Work instruction ▸
Write each entry out again exactly as it was given.

[Element data from apps and pages]
────────────────────

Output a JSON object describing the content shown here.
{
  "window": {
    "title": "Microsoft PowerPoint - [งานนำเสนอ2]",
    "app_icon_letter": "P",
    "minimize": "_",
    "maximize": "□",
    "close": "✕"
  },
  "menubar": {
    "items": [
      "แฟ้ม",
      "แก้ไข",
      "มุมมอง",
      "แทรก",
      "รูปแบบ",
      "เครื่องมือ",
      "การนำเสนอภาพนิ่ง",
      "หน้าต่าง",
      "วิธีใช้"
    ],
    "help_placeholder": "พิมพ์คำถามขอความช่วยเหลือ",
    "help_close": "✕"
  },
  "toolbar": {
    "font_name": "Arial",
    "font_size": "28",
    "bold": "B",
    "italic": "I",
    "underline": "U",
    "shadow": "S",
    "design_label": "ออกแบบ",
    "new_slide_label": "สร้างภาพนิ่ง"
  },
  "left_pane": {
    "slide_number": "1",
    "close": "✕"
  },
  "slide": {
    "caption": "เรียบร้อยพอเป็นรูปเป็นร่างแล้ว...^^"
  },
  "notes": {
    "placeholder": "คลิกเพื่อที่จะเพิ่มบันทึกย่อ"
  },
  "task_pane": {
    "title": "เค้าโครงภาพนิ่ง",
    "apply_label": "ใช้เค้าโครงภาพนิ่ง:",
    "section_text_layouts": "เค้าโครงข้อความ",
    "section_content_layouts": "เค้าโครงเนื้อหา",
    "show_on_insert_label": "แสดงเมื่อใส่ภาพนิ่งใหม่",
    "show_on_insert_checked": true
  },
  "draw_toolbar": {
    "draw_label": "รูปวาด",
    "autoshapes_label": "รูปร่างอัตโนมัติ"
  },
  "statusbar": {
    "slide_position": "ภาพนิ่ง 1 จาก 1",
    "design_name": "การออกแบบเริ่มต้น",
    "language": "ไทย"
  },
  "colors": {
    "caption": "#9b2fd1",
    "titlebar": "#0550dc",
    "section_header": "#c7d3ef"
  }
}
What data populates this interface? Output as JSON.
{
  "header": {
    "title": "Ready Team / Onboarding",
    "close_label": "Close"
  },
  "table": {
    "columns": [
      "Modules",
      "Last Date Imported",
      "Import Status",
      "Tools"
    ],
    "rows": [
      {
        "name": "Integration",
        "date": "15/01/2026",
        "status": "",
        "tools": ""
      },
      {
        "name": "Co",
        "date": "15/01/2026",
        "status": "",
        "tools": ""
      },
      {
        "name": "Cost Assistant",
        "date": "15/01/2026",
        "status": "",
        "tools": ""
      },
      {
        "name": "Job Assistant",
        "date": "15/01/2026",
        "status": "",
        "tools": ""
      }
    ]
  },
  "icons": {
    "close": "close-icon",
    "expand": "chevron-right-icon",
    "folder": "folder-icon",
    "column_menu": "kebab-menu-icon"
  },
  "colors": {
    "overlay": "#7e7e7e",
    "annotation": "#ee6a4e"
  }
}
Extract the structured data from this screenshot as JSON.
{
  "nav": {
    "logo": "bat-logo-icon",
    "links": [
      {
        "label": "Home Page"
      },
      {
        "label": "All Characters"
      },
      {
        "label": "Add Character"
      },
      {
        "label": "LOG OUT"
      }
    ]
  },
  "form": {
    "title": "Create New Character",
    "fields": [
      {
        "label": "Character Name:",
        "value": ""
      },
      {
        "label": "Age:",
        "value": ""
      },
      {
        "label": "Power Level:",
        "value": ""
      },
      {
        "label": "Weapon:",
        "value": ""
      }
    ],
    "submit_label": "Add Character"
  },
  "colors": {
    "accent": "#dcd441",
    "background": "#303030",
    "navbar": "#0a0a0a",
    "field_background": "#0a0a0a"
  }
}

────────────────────

Solution to this task ▸
Output a JSON object describing the content shown here.
{
  "window": {
    "title": "Microsoft PowerPoint - [งานนำเสนอ2]",
    "app_icon_letter": "P",
    "minimize": "_",
    "maximize": "□",
    "close": "✕"
  },
  "menubar": {
    "items": [
      "แฟ้ม",
      "แก้ไข",
      "มุมมอง",
      "แทรก",
      "รูปแบบ",
      "เครื่องมือ",
      "การนำเสนอภาพนิ่ง",
      "หน้าต่าง",
      "วิธีใช้"
    ],
    "help_placeholder": "พิมพ์คำถามขอความช่วยเหลือ",
    "help_close": "✕"
  },
  "toolbar": {
    "font_name": "Arial",
    "font_size": "28",
    "bold": "B",
    "italic": "I",
    "underline": "U",
    "shadow": "S",
    "design_label": "ออกแบบ",
    "new_slide_label": "สร้างภาพนิ่ง"
  },
  "left_pane": {
    "slide_number": "1",
    "close": "✕"
  },
  "slide": {
    "caption": "เรียบร้อยพอเป็นรูปเป็นร่างแล้ว...^^"
  },
  "notes": {
    "placeholder": "คลิกเพื่อที่จะเพิ่มบันทึกย่อ"
  },
  "task_pane": {
    "title": "เค้าโครงภาพนิ่ง",
    "apply_label": "ใช้เค้าโครงภาพนิ่ง:",
    "section_text_layouts": "เค้าโครงข้อความ",
    "section_content_layouts": "เค้าโครงเนื้อหา",
    "show_on_insert_label": "แสดงเมื่อใส่ภาพนิ่งใหม่",
    "show_on_insert_checked": true
  },
  "draw_toolbar": {
    "draw_label": "รูปวาด",
    "autoshapes_label": "รูปร่างอัตโนมัติ"
  },
  "statusbar": {
    "slide_position": "ภาพนิ่ง 1 จาก 1",
    "design_name": "การออกแบบเริ่มต้น",
    "language": "ไทย"
  },
  "colors": {
    "caption": "#9b2fd1",
    "titlebar": "#0550dc",
    "section_header": "#c7d3ef"
  }
}
What data populates this interface? Output as JSON.
{
  "header": {
    "title": "Ready Team / Onboarding",
    "close_label": "Close"
  },
  "table": {
    "columns": [
      "Modules",
      "Last Date Imported",
      "Import Status",
      "Tools"
    ],
    "rows": [
      {
        "name": "Integration",
        "date": "15/01/2026",
        "status": "",
        "tools": ""
      },
      {
        "name": "Co",
        "date": "15/01/2026",
        "status": "",
        "tools": ""
      },
      {
        "name": "Cost Assistant",
        "date": "15/01/2026",
        "status": "",
        "tools": ""
      },
      {
        "name": "Job Assistant",
        "date": "15/01/2026",
        "status": "",
        "tools": ""
      }
    ]
  },
  "icons": {
    "close": "close-icon",
    "expand": "chevron-right-icon",
    "folder": "folder-icon",
    "column_menu": "kebab-menu-icon"
  },
  "colors": {
    "overlay": "#7e7e7e",
    "annotation": "#ee6a4e"
  }
}
Extract the structured data from this screenshot as JSON.
{
  "nav": {
    "logo": "bat-logo-icon",
    "links": [
      {
        "label": "Home Page"
      },
      {
        "label": "All Characters"
      },
      {
        "label": "Add Character"
      },
      {
        "label": "LOG OUT"
      }
    ]
  },
  "form": {
    "title": "Create New Character",
    "fields": [
      {
        "label": "Character Name:",
        "value": ""
      },
      {
        "label": "Age:",
        "value": ""
      },
      {
        "label": "Power Level:",
        "value": ""
      },
      {
        "label": "Weapon:",
        "value": ""
      }
    ],
    "submit_label": "Add Character"
  },
  "colors": {
    "accent": "#dcd441",
    "background": "#303030",
    "navbar": "#0a0a0a",
    "field_background": "#0a0a0a"
  }
}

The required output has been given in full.